*Exercise requirements*. Among the entries below, which lines include the string "подписке"? Show each one.

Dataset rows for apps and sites
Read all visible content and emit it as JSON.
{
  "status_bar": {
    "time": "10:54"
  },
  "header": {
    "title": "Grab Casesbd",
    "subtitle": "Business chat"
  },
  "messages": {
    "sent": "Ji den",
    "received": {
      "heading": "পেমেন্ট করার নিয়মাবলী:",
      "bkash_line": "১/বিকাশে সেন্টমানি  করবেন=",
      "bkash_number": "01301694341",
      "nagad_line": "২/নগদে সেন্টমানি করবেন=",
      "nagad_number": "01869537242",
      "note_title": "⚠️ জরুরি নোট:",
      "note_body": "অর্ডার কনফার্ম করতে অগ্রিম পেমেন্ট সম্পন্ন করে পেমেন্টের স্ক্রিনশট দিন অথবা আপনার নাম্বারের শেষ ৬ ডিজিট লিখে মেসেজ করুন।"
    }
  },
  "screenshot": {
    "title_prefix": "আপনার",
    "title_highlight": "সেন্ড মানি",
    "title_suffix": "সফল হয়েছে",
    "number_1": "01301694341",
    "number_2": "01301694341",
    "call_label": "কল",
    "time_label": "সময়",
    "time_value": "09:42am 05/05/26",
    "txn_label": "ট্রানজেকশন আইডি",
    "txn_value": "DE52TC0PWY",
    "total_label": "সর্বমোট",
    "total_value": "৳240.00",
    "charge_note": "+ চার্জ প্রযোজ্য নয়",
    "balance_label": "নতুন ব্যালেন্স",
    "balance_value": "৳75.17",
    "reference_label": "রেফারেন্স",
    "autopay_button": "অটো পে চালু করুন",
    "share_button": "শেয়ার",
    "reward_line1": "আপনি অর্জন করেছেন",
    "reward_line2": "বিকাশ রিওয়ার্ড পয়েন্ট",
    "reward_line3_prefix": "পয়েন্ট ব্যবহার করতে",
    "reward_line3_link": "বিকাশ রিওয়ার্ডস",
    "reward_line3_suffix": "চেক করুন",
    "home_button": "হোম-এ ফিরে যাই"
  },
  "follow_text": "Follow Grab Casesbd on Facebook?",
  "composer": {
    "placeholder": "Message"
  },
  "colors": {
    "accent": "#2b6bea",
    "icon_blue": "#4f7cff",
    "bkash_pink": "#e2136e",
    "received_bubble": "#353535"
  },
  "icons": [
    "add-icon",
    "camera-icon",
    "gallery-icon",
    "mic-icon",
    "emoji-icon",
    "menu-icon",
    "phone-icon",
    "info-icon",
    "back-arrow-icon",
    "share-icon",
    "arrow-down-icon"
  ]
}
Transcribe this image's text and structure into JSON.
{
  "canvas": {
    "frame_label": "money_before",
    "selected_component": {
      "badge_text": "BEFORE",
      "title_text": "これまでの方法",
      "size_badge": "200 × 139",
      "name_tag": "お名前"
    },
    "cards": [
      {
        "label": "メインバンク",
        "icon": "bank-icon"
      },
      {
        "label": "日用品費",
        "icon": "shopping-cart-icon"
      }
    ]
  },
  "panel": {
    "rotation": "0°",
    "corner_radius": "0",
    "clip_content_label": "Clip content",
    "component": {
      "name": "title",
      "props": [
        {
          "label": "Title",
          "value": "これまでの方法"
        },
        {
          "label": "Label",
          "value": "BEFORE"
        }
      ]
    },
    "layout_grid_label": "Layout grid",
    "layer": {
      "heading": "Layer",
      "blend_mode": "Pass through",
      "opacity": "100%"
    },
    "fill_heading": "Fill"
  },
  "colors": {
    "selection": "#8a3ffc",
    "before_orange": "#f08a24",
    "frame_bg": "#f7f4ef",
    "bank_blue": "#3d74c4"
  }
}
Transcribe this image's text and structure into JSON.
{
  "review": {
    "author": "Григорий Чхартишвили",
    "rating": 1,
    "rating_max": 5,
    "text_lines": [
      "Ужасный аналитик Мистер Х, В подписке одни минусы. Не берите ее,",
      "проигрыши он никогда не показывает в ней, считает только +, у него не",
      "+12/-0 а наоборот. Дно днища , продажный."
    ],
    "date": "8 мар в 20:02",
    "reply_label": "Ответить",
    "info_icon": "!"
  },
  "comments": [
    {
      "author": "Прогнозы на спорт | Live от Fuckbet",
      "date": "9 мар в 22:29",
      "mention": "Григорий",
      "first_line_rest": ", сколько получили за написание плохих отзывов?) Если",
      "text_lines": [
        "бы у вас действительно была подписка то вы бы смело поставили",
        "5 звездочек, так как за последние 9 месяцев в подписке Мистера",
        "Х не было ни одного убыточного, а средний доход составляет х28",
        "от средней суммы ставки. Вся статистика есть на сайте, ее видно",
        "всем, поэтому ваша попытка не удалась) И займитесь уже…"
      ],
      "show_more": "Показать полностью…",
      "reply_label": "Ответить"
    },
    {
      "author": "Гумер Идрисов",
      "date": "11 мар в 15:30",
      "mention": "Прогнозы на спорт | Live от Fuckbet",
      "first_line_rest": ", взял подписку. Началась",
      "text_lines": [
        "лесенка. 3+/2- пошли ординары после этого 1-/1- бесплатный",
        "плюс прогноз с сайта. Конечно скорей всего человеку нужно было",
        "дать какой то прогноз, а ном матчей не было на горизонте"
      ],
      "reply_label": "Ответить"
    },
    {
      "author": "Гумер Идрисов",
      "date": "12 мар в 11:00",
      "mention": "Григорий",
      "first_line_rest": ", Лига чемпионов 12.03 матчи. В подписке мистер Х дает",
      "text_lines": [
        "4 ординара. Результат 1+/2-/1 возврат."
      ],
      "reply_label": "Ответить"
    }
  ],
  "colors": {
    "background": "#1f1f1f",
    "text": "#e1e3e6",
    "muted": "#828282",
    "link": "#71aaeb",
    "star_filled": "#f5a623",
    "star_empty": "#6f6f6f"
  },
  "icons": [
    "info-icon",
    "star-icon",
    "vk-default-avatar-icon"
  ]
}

*Your response*.
      "Ужасный аналитик Мистер Х, В подписке одни минусы. Не берите ее,",
        "5 звездочек, так как за последние 9 месяцев в подписке Мистера",
      "first_line_rest": ", Лига чемпионов 12.03 матчи. В подписке мистер Х дает",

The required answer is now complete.